But is the rhetoric more overblown than usual? Here at Hezbollah's propaganda playground, the 'Museum for Resistance Tourism' in southern Lebanon, you'd be forgiven for thinking not. Collected Israeli tanks and weaponry are displayed as easy trophies, showing astute political and military disdain for the militant organisation's raison d'etre and enemy number one [Israel]. Mleeta also displays Hezbollah's own weaponry, and the site itself played an integral part in the militant group's history: it used to be home to a series of fortified hideouts for some of Hezbollah's most dedicated warriors, including deadly suicide brigades.
Yet many in Lebanon think that Hezbollah's influence is on the wane. This summer a Sunni cleric brought the southern city of Sidon to a standstill for a month with sit-in protests and roadblocks calling for Hezbollah to disarm.
Sunni cleric Sheikh Ahmad Assir: "Many times before we have asked to discuss the weapons issue, we find lots of people say it's not the right time. But we have reached a point where we can no longer stand the assault on our honor, our religion, our economy and our existence."

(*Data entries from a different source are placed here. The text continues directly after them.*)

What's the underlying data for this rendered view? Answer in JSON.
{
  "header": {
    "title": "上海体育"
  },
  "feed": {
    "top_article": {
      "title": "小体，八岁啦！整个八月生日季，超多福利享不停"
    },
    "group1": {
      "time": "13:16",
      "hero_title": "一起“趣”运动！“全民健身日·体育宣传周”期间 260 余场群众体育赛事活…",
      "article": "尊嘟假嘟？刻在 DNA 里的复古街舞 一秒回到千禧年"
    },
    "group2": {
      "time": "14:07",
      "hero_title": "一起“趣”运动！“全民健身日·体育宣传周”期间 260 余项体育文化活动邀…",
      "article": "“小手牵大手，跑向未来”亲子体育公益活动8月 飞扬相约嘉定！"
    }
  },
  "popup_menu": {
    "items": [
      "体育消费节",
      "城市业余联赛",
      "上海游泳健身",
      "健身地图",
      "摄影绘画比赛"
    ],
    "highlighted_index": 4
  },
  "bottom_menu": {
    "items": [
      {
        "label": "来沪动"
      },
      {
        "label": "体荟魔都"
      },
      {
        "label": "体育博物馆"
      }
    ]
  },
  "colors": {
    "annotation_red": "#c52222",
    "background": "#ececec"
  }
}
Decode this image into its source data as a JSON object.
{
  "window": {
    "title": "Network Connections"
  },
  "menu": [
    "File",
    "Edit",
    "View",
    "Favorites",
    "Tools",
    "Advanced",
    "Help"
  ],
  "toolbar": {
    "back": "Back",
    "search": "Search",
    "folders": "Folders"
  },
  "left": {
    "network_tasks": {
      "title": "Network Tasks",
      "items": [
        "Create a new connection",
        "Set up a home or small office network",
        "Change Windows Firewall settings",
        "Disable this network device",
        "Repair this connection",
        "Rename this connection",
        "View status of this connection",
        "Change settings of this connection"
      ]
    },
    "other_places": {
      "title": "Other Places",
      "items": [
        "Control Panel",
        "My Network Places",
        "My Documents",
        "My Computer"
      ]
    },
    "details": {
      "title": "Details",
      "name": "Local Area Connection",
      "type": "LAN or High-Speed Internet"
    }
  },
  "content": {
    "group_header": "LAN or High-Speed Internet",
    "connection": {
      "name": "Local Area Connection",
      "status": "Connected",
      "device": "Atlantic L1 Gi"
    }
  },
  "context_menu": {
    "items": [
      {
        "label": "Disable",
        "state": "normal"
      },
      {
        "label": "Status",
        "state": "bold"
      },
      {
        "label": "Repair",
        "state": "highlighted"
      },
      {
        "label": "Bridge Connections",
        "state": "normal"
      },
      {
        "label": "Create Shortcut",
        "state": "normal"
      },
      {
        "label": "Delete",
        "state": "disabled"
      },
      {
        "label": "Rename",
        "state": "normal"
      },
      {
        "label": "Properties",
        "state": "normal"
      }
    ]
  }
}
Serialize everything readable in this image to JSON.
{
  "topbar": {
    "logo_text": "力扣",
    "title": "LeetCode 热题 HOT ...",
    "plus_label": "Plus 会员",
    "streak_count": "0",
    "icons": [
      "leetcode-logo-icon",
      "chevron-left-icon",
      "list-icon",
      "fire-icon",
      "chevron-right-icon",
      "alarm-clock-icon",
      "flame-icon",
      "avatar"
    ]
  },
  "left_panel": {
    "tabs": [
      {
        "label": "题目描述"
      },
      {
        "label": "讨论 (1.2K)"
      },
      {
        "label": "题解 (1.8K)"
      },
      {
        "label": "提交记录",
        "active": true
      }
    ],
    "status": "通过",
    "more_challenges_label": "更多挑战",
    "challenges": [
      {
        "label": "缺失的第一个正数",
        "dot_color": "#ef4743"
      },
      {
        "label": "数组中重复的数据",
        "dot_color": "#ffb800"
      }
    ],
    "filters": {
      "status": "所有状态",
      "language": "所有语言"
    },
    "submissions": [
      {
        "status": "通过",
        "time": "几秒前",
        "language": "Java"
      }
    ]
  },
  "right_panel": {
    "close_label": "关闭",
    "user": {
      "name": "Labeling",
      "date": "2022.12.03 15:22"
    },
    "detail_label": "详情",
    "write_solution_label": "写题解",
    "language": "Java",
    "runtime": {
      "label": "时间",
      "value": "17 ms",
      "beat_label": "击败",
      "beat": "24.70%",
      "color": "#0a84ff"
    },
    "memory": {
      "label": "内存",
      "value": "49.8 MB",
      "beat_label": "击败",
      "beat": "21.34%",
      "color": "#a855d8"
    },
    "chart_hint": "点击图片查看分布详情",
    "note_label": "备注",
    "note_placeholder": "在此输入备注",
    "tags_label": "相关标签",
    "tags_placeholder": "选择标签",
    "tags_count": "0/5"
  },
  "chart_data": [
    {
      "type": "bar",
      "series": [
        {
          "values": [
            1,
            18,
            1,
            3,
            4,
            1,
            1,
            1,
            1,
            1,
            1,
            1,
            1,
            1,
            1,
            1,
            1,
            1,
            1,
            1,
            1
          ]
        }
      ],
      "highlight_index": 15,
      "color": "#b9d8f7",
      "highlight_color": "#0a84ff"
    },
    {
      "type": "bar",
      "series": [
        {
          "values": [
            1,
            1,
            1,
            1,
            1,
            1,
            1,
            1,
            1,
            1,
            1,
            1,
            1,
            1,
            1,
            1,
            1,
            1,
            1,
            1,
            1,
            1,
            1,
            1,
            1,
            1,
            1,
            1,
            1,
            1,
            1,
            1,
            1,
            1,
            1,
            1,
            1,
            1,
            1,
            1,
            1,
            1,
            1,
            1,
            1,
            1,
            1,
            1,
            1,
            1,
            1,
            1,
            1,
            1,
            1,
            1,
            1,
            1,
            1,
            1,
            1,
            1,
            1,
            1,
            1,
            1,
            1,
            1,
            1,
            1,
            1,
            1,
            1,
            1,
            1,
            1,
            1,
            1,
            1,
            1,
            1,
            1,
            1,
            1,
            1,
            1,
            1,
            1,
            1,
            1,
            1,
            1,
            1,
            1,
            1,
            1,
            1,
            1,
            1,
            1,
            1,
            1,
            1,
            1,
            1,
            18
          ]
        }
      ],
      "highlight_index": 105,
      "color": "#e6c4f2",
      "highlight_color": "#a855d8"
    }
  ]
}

Hezbollah is a Shia Muslim group, and sectarian tensions in Lebanon are rife at the moment, driven higher by the nearby conflict in Syria, where Alawite Shiites and Sunni rebels are fighting for control of the war-torn country. Experts say that if Syria's government under Bashar al-Assad falls, the likelihood of Hezbollah actually being able to strike Israel may crumble too.
Middle East researcher Professor Fadi al-Amar: "The power of Hezbollah against Israel depends on military support. If the Syrian regime is destroyed, this military support will not arrive. It will not be easy to support Hezbollah with arms, missiles and other things."
Hence perhaps the cautious note sounded by Nasrallah in last week's interview. He played down the chances of Israel striking Iran, citing differences among Israeli officials. Whatever the true state of affairs, people in Lebanon are sure to be watching events in both Syria and Iran in order to predict Hezbollah's willingness and ability to hit Israel -- if, of course, it attacks Iran.